IMS

Session Slot: 10:30-12:20 Wednesday

Estimated Audience Size:

AudioVisual Request: Two Overheads

*Session Title: Wald Lecture III *

Theme Session: No

Applied Session: No

Session Organizer: **Lindsay, Bruce**
The Pennsylvania State University

Address: 422 Thomas Building, Department of Statistics, University Park, PA16802

Phone: (814)865-1220

Fax: (814) 863-7114

Email: bgl@psu.edu

Session Timing: 110 minutes total (Sorry about format):

Opening Remarks by Chair - 5 First Speaker - 90 minutesFloor Discussion - 10 minutes

Session Chair: **Owen, Art**
Stanford University

Address: Department of Statistics Stanford University Stanford, CA 94305

Phone:

Fax:

Email: art@stat.Stanford.EDU

*1. De Finetti's Theorem*

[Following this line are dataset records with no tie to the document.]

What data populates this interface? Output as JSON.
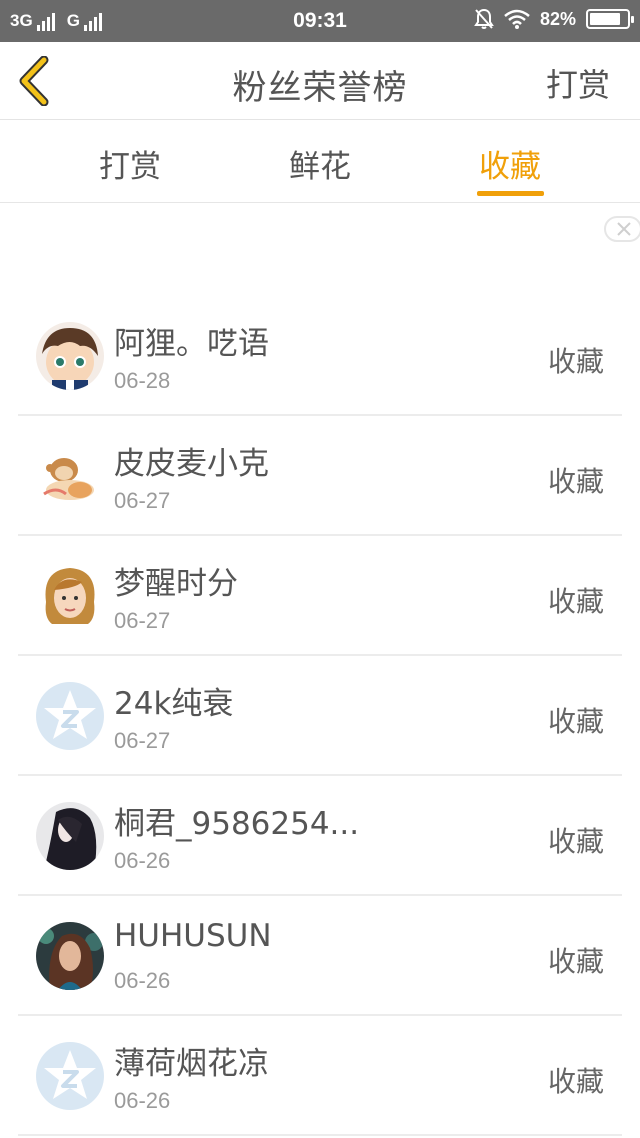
{
  "status_bar": {
    "network_1": "3G",
    "network_2": "G",
    "time": "09:31",
    "battery": "82%",
    "battery_level": 0.82
  },
  "header": {
    "title": "粉丝荣誉榜",
    "right_action": "打赏",
    "back_icon": "chevron-left-icon",
    "accent_color": "#f0a00a"
  },
  "tabs": [
    {
      "label": "打赏",
      "active": false
    },
    {
      "label": "鲜花",
      "active": false
    },
    {
      "label": "收藏",
      "active": true
    }
  ],
  "list": [
    {
      "name": "阿狸。呓语",
      "date": "06-28",
      "tag": "收藏",
      "avatar": "boy-cartoon-avatar"
    },
    {
      "name": "皮皮麦小克",
      "date": "06-27",
      "tag": "收藏",
      "avatar": "monkey-cartoon-avatar"
    },
    {
      "name": "梦醒时分",
      "date": "06-27",
      "tag": "收藏",
      "avatar": "girl-cartoon-avatar"
    },
    {
      "name": "24k纯衰",
      "date": "06-27",
      "tag": "收藏",
      "avatar": "default-star-avatar"
    },
    {
      "name": "桐君_9586254...",
      "date": "06-26",
      "tag": "收藏",
      "avatar": "dark-portrait-avatar"
    },
    {
      "name": "HUHUSUN",
      "date": "06-26",
      "tag": "收藏",
      "avatar": "woman-photo-avatar"
    },
    {
      "name": "薄荷烟花凉",
      "date": "06-26",
      "tag": "收藏",
      "avatar": "default-star-avatar"
    }
  ]
}
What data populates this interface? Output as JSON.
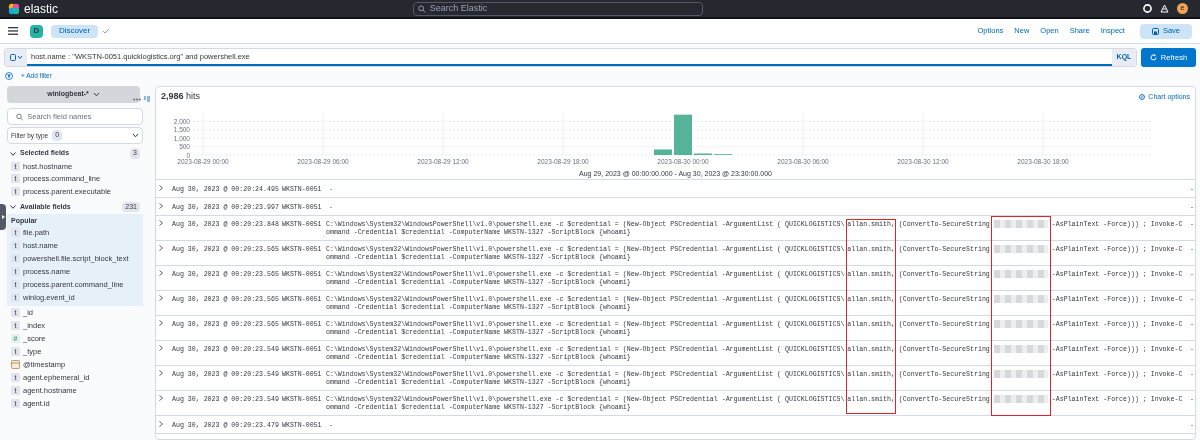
{
  "top_bar": {
    "brand": "elastic",
    "search_placeholder": "Search Elastic",
    "avatar": "e"
  },
  "app_bar": {
    "space": "D",
    "breadcrumb": "Discover",
    "actions": [
      "Options",
      "New",
      "Open",
      "Share",
      "Inspect"
    ],
    "save": "Save"
  },
  "query": {
    "value": "host.name : \"WKSTN-0051.quicklogistics.org\" and powershell.exe",
    "language": "KQL",
    "refresh": "Refresh"
  },
  "add_filter": "+ Add filter",
  "sidebar": {
    "index_pattern": "winlogbeat-*",
    "search_placeholder": "Search field names",
    "filter_by_type": "Filter by type",
    "filter_count": "0",
    "selected_header": "Selected fields",
    "selected_count": "3",
    "selected_fields": [
      {
        "name": "host.hostname",
        "kind": "string",
        "icon": "t"
      },
      {
        "name": "process.command_line",
        "kind": "string",
        "icon": "t"
      },
      {
        "name": "process.parent.executable",
        "kind": "string",
        "icon": "t"
      }
    ],
    "available_header": "Available fields",
    "available_count": "231",
    "popular_header": "Popular",
    "popular_fields": [
      {
        "name": "file.path",
        "kind": "string",
        "icon": "t"
      },
      {
        "name": "host.name",
        "kind": "string",
        "icon": "t"
      },
      {
        "name": "powershell.file.script_block_text",
        "kind": "string",
        "icon": "t"
      },
      {
        "name": "process.name",
        "kind": "string",
        "icon": "t"
      },
      {
        "name": "process.parent.command_line",
        "kind": "string",
        "icon": "t"
      },
      {
        "name": "winlog.event_id",
        "kind": "string",
        "icon": "t"
      }
    ],
    "other_fields": [
      {
        "name": "_id",
        "kind": "string",
        "icon": "t"
      },
      {
        "name": "_index",
        "kind": "string",
        "icon": "t"
      },
      {
        "name": "_score",
        "kind": "number",
        "icon": "#"
      },
      {
        "name": "_type",
        "kind": "string",
        "icon": "t"
      },
      {
        "name": "@timestamp",
        "kind": "date"
      },
      {
        "name": "agent.ephemeral_id",
        "kind": "string",
        "icon": "t"
      },
      {
        "name": "agent.hostname",
        "kind": "string",
        "icon": "t"
      },
      {
        "name": "agent.id",
        "kind": "string",
        "icon": "t"
      }
    ]
  },
  "hits": {
    "count": "2,986",
    "label": "hits"
  },
  "chart_options": "Chart options",
  "histogram": {
    "time_range": "Aug 29, 2023 @ 00:00:00.000 - Aug 30, 2023 @ 23:30:00.000",
    "chart_data": {
      "type": "bar",
      "grid": true,
      "categories": [
        "2023-08-29 00:00",
        null,
        null,
        null,
        null,
        null,
        "2023-08-29 06:00",
        null,
        null,
        null,
        null,
        null,
        "2023-08-29 12:00",
        null,
        null,
        null,
        null,
        null,
        "2023-08-29 18:00",
        null,
        null,
        null,
        null,
        null,
        "2023-08-30 00:00",
        null,
        null,
        null,
        null,
        null,
        "2023-08-30 06:00",
        null,
        null,
        null,
        null,
        null,
        "2023-08-30 12:00",
        null,
        null,
        null,
        null,
        null,
        "2023-08-30 18:00",
        null,
        null,
        null,
        null,
        null
      ],
      "series": [
        {
          "color": "#54b399",
          "values": [
            null,
            null,
            null,
            null,
            null,
            null,
            null,
            null,
            null,
            null,
            null,
            null,
            null,
            null,
            null,
            null,
            null,
            null,
            null,
            null,
            null,
            null,
            null,
            330,
            2400,
            90,
            50,
            null,
            null,
            null,
            null,
            null,
            null,
            null,
            null,
            null,
            null,
            null,
            null,
            null,
            null,
            null,
            null,
            null,
            null,
            null,
            null,
            null
          ]
        }
      ],
      "ylim": [
        0,
        2500
      ],
      "yticks": [
        0,
        500,
        {
          "value": 1000,
          "label": "1,000"
        },
        {
          "value": 1500,
          "label": "1,500"
        },
        {
          "value": 2000,
          "label": "2,000"
        }
      ]
    }
  },
  "rows": [
    {
      "kind": "empty",
      "time": "Aug 30, 2023 @ 00:20:24.495",
      "host": "WKSTN-0051",
      "command": "-",
      "last": "-"
    },
    {
      "kind": "empty",
      "time": "Aug 30, 2023 @ 00:20:23.997",
      "host": "WKSTN-0051",
      "command": "-",
      "last": "-"
    },
    {
      "kind": "command",
      "time": "Aug 30, 2023 @ 00:20:23.848",
      "host": "WKSTN-0051",
      "command": {
        "before_user": "C:\\Windows\\System32\\WindowsPowerShell\\v1.0\\powershell.exe -c $credential = (New-Object PSCredential -ArgumentList ( QUICKLOGISTICS\\",
        "user": "allan.smith,",
        "middle": " (ConvertTo-SecureString",
        "after_secret": "-AsPlainText -Force))) ; Invoke-C",
        "line_2": "ommand -Credential $credential -ComputerName WKSTN-1327 -ScriptBlock {whoami}"
      },
      "last": "-"
    },
    {
      "kind": "command",
      "time": "Aug 30, 2023 @ 00:20:23.565",
      "host": "WKSTN-0051",
      "command": {
        "before_user": "C:\\Windows\\System32\\WindowsPowerShell\\v1.0\\powershell.exe -c $credential = (New-Object PSCredential -ArgumentList ( QUICKLOGISTICS\\",
        "user": "allan.smith,",
        "middle": " (ConvertTo-SecureString",
        "after_secret": "-AsPlainText -Force))) ; Invoke-C",
        "line_2": "ommand -Credential $credential -ComputerName WKSTN-1327 -ScriptBlock {whoami}"
      },
      "last": "-"
    },
    {
      "kind": "command",
      "time": "Aug 30, 2023 @ 00:20:23.565",
      "host": "WKSTN-0051",
      "command": {
        "before_user": "C:\\Windows\\System32\\WindowsPowerShell\\v1.0\\powershell.exe -c $credential = (New-Object PSCredential -ArgumentList ( QUICKLOGISTICS\\",
        "user": "allan.smith,",
        "middle": " (ConvertTo-SecureString",
        "after_secret": "-AsPlainText -Force))) ; Invoke-C",
        "line_2": "ommand -Credential $credential -ComputerName WKSTN-1327 -ScriptBlock {whoami}"
      },
      "last": "-"
    },
    {
      "kind": "command",
      "time": "Aug 30, 2023 @ 00:20:23.565",
      "host": "WKSTN-0051",
      "command": {
        "before_user": "C:\\Windows\\System32\\WindowsPowerShell\\v1.0\\powershell.exe -c $credential = (New-Object PSCredential -ArgumentList ( QUICKLOGISTICS\\",
        "user": "allan.smith,",
        "middle": " (ConvertTo-SecureString",
        "after_secret": "-AsPlainText -Force))) ; Invoke-C",
        "line_2": "ommand -Credential $credential -ComputerName WKSTN-1327 -ScriptBlock {whoami}"
      },
      "last": "-"
    },
    {
      "kind": "command",
      "time": "Aug 30, 2023 @ 00:20:23.565",
      "host": "WKSTN-0051",
      "command": {
        "before_user": "C:\\Windows\\System32\\WindowsPowerShell\\v1.0\\powershell.exe -c $credential = (New-Object PSCredential -ArgumentList ( QUICKLOGISTICS\\",
        "user": "allan.smith,",
        "middle": " (ConvertTo-SecureString",
        "after_secret": "-AsPlainText -Force))) ; Invoke-C",
        "line_2": "ommand -Credential $credential -ComputerName WKSTN-1327 -ScriptBlock {whoami}"
      },
      "last": "-"
    },
    {
      "kind": "command",
      "time": "Aug 30, 2023 @ 00:20:23.549",
      "host": "WKSTN-0051",
      "command": {
        "before_user": "C:\\Windows\\System32\\WindowsPowerShell\\v1.0\\powershell.exe -c $credential = (New-Object PSCredential -ArgumentList ( QUICKLOGISTICS\\",
        "user": "allan.smith,",
        "middle": " (ConvertTo-SecureString",
        "after_secret": "-AsPlainText -Force))) ; Invoke-C",
        "line_2": "ommand -Credential $credential -ComputerName WKSTN-1327 -ScriptBlock {whoami}"
      },
      "last": "-"
    },
    {
      "kind": "command",
      "time": "Aug 30, 2023 @ 00:20:23.549",
      "host": "WKSTN-0051",
      "command": {
        "before_user": "C:\\Windows\\System32\\WindowsPowerShell\\v1.0\\powershell.exe -c $credential = (New-Object PSCredential -ArgumentList ( QUICKLOGISTICS\\",
        "user": "allan.smith,",
        "middle": " (ConvertTo-SecureString",
        "after_secret": "-AsPlainText -Force))) ; Invoke-C",
        "line_2": "ommand -Credential $credential -ComputerName WKSTN-1327 -ScriptBlock {whoami}"
      },
      "last": "-"
    },
    {
      "kind": "command",
      "time": "Aug 30, 2023 @ 00:20:23.549",
      "host": "WKSTN-0051",
      "command": {
        "before_user": "C:\\Windows\\System32\\WindowsPowerShell\\v1.0\\powershell.exe -c $credential = (New-Object PSCredential -ArgumentList ( QUICKLOGISTICS\\",
        "user": "allan.smith,",
        "middle": " (ConvertTo-SecureString",
        "after_secret": "-AsPlainText -Force))) ; Invoke-C",
        "line_2": "ommand -Credential $credential -ComputerName WKSTN-1327 -ScriptBlock {whoami}"
      },
      "last": "-"
    },
    {
      "kind": "empty",
      "time": "Aug 30, 2023 @ 00:20:23.479",
      "host": "WKSTN-0051",
      "command": "-",
      "last": "-"
    }
  ],
  "annotation": {
    "user_boxed": true,
    "secret_boxed": true
  }
}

**Freedman, David**,
University of California at Berkeley

Address: Department of Statistics University of California, Berkeley, CA 94720-4735

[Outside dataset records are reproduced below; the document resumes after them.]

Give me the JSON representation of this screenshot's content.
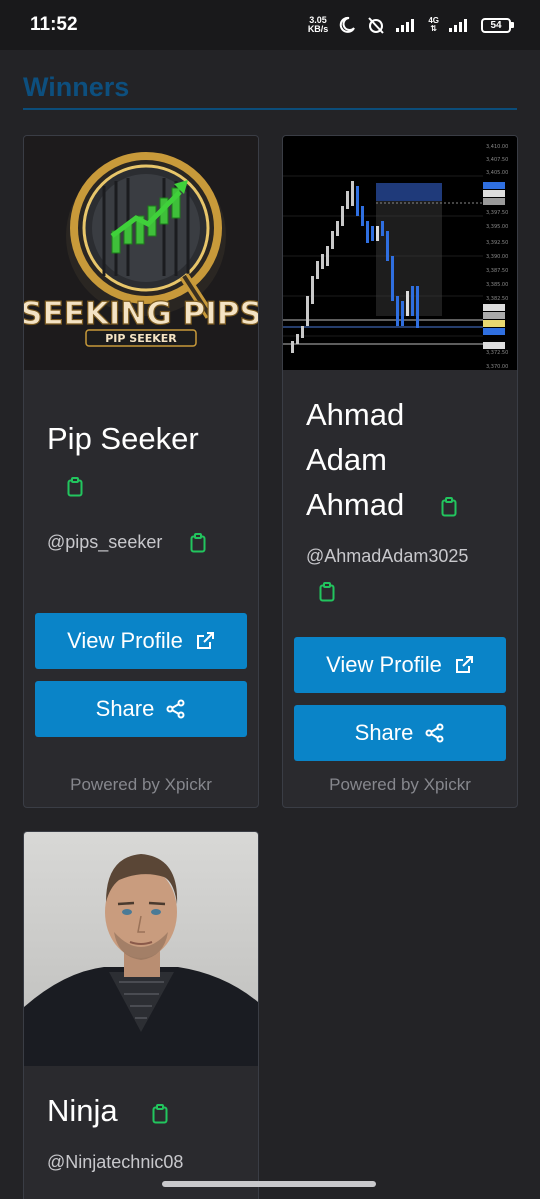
{
  "status_bar": {
    "time": "11:52",
    "net_speed_value": "3.05",
    "net_speed_unit": "KB/s",
    "network_type": "4G",
    "battery": "54"
  },
  "section": {
    "title": "Winners"
  },
  "cards": [
    {
      "name": "Pip Seeker",
      "handle": "@pips_seeker",
      "logo_text_main": "SEEKING PIPS",
      "logo_text_sub": "PIP SEEKER",
      "view_profile_label": "View Profile",
      "share_label": "Share",
      "powered_by": "Powered by Xpickr"
    },
    {
      "name_lines": [
        "Ahmad",
        "Adam",
        "Ahmad"
      ],
      "handle": "@AhmadAdam3025",
      "view_profile_label": "View Profile",
      "share_label": "Share",
      "powered_by": "Powered by Xpickr"
    },
    {
      "name": "Ninja",
      "handle": "@Ninjatechnic08"
    }
  ],
  "colors": {
    "accent": "#0a84c8",
    "section_title": "#0d4f7e",
    "clipboard_icon": "#22c55e",
    "background": "#232326"
  }
}
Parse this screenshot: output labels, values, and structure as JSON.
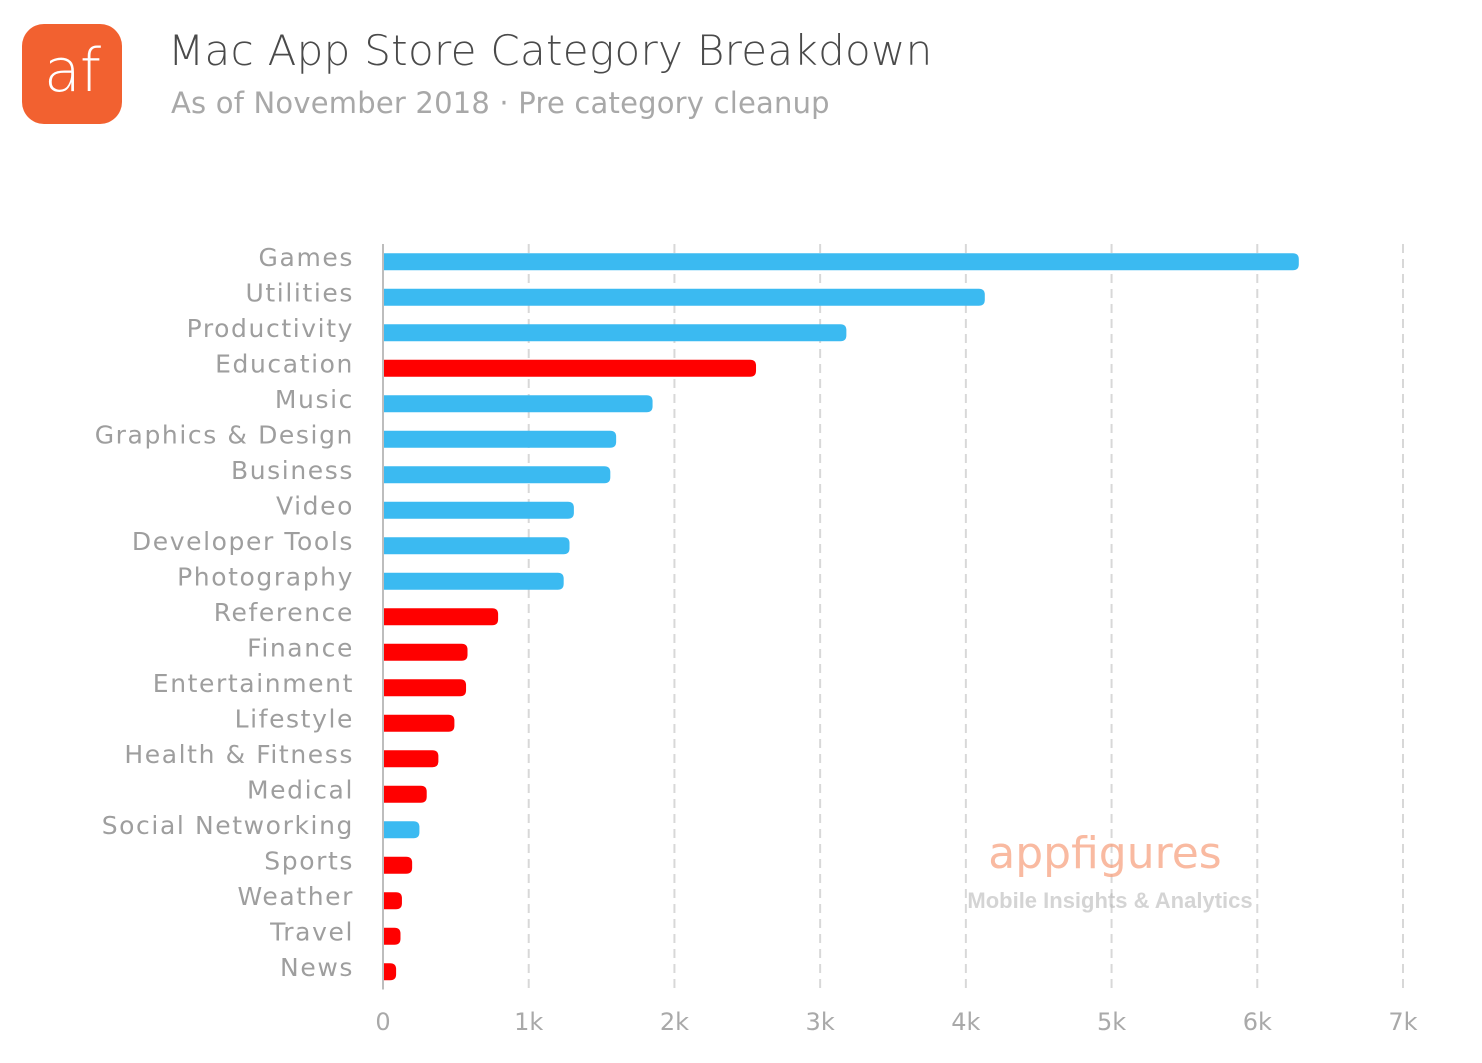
{
  "header": {
    "logo_text": "af",
    "title": "Mac App Store Category Breakdown",
    "subtitle": "As of November 2018 · Pre category cleanup"
  },
  "colors": {
    "logo": "#f26130",
    "highlight_bar": "#3bbaf1",
    "other_bar": "#ff0000",
    "watermark_brand": "#f7a07e"
  },
  "watermark": {
    "brand": "appfigures",
    "tagline": "Mobile Insights & Analytics"
  },
  "chart_data": {
    "type": "bar",
    "orientation": "horizontal",
    "title": "Mac App Store Category Breakdown",
    "subtitle": "As of November 2018 · Pre category cleanup",
    "xlabel": "",
    "ylabel": "",
    "xlim": [
      0,
      7000
    ],
    "x_ticks": [
      0,
      1000,
      2000,
      3000,
      4000,
      5000,
      6000,
      7000
    ],
    "x_tick_labels": [
      "0",
      "1k",
      "2k",
      "3k",
      "4k",
      "5k",
      "6k",
      "7k"
    ],
    "grid": "vertical dashed",
    "legend": "none",
    "categories": [
      "Games",
      "Utilities",
      "Productivity",
      "Education",
      "Music",
      "Graphics & Design",
      "Business",
      "Video",
      "Developer Tools",
      "Photography",
      "Reference",
      "Finance",
      "Entertainment",
      "Lifestyle",
      "Health & Fitness",
      "Medical",
      "Social Networking",
      "Sports",
      "Weather",
      "Travel",
      "News"
    ],
    "values": [
      6285,
      4130,
      3180,
      2560,
      1850,
      1600,
      1560,
      1310,
      1280,
      1240,
      790,
      580,
      570,
      490,
      380,
      300,
      250,
      200,
      130,
      120,
      90
    ],
    "bar_colors": [
      "blue",
      "blue",
      "blue",
      "red",
      "blue",
      "blue",
      "blue",
      "blue",
      "blue",
      "blue",
      "red",
      "red",
      "red",
      "red",
      "red",
      "red",
      "blue",
      "red",
      "red",
      "red",
      "red"
    ]
  }
}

Phone: 510-642-2781

Fax:

Email: freedman@stat.berkeley.edu

Abstract: Consider an infinite sequence of independent, identically distributed (IID) random variables; for simplicity, suppose each variable takes only finitely many values. Plainly, the variables are ``exchangeable,'' in the sense that permuting them does not affect their joint distribution. (Multiplication is, after all, commutative.) Consider next a Bayesian statistician whose predictive distribution--in advance of data collection--can be described as follows: (i) a marginal distribution is chosen at random, (ii) a sequence of independent random draws are made from this marginal. Such a predictive distribution is called a ``mixture of IID processes.'' And any such mixture must also be exchangeable. (The expected value of a constant is constant.) A celebrated theorem of de Finetti's asserts the converse: any exchangeable distribution is a mixture of IID processes.De Finetti's theorem has been generalized in many different directions. For example, the state space can be the real line (or any complete, separable metric space). Mixtures of specific parametric families of distributions can be characterized. So can mixtures of Markov chains. Bounds can be given for finite sequences of random variables. I will review some of the work on de Finetti's theorem.

List of speakers who are nonmembers: None